This analysis will be confined to Books 1 This analysis will be confined to Books 1 through 9 since those books in the work contain the narrative of his journey to the.
More recently, one of the most influential works of twentieth century philosophy, Wittgenstein's Philosophical Investigations, opens with a lengthy quotation from Augustine's Confessions and a discussion of the picture of language that Wittgenstein sees invoked in it [Wittgenstein, Philosophical Investigations, Part I, pars 1–3 & 32].
St. Augustine’s Confessions St. Augustine is a man with a rational mind. As a philosopher, scholar, and teacher of rhetoric, he is trained in and practices the art of logical thought and coherent reasoning. Augustine's "Confessions" A philosophical question faces Christians, and in fact all theists, that challenges the belief in God.

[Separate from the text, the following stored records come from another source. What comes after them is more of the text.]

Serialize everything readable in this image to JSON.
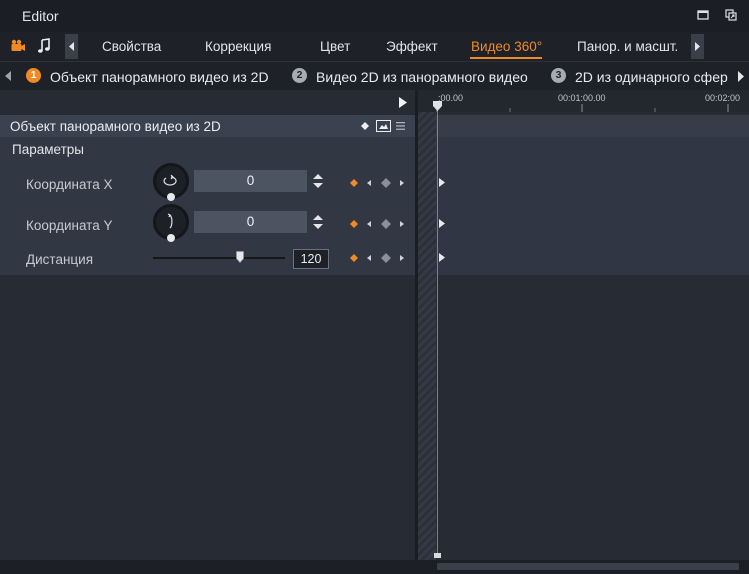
{
  "window": {
    "title": "Editor"
  },
  "tabs": {
    "items": [
      "Свойства",
      "Коррекция",
      "Цвет",
      "Эффект",
      "Видео 360°",
      "Панор. и масшт."
    ],
    "active": "Видео 360°"
  },
  "steps": [
    {
      "num": "1",
      "label": "Объект панорамного видео из 2D"
    },
    {
      "num": "2",
      "label": "Видео 2D из панорамного видео"
    },
    {
      "num": "3",
      "label": "2D из одинарного сфер"
    }
  ],
  "section": {
    "title": "Объект панорамного видео из 2D"
  },
  "params": {
    "title": "Параметры",
    "coord_x": {
      "label": "Координата X",
      "value": "0"
    },
    "coord_y": {
      "label": "Координата Y",
      "value": "0"
    },
    "distance": {
      "label": "Дистанция",
      "value": "120"
    }
  },
  "timeline": {
    "ruler": [
      ":00.00",
      "00:01:00.00",
      "00:02:00"
    ]
  },
  "colors": {
    "accent": "#f08a24",
    "playhead": "#e2602a",
    "header": "#3a414f"
  },
  "icons": [
    "video-icon",
    "music-icon",
    "restore-icon",
    "popout-icon",
    "keyframe-add-icon",
    "compare-icon",
    "menu-icon",
    "play-icon"
  ]
}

To theists, God is an omnipotent, perfect God. An Analysis of the Concept of Time in the Confessions, Book 11 by Augustine of Hippo by Eric Rosenfield InAlbert Einstein completed work on the General Theory of Relativity, one of the rules of which states that time is fundamentally bound to matter and gravity, and that without matter there would be no time.
When you think of the "classical" texts of the ancient world, as we know you often do, you probably think of Homer, Plato, Socrates, Aristotle and then, at some point, you start thinking of Roman dudes instead of Greek ones, and you think of .Download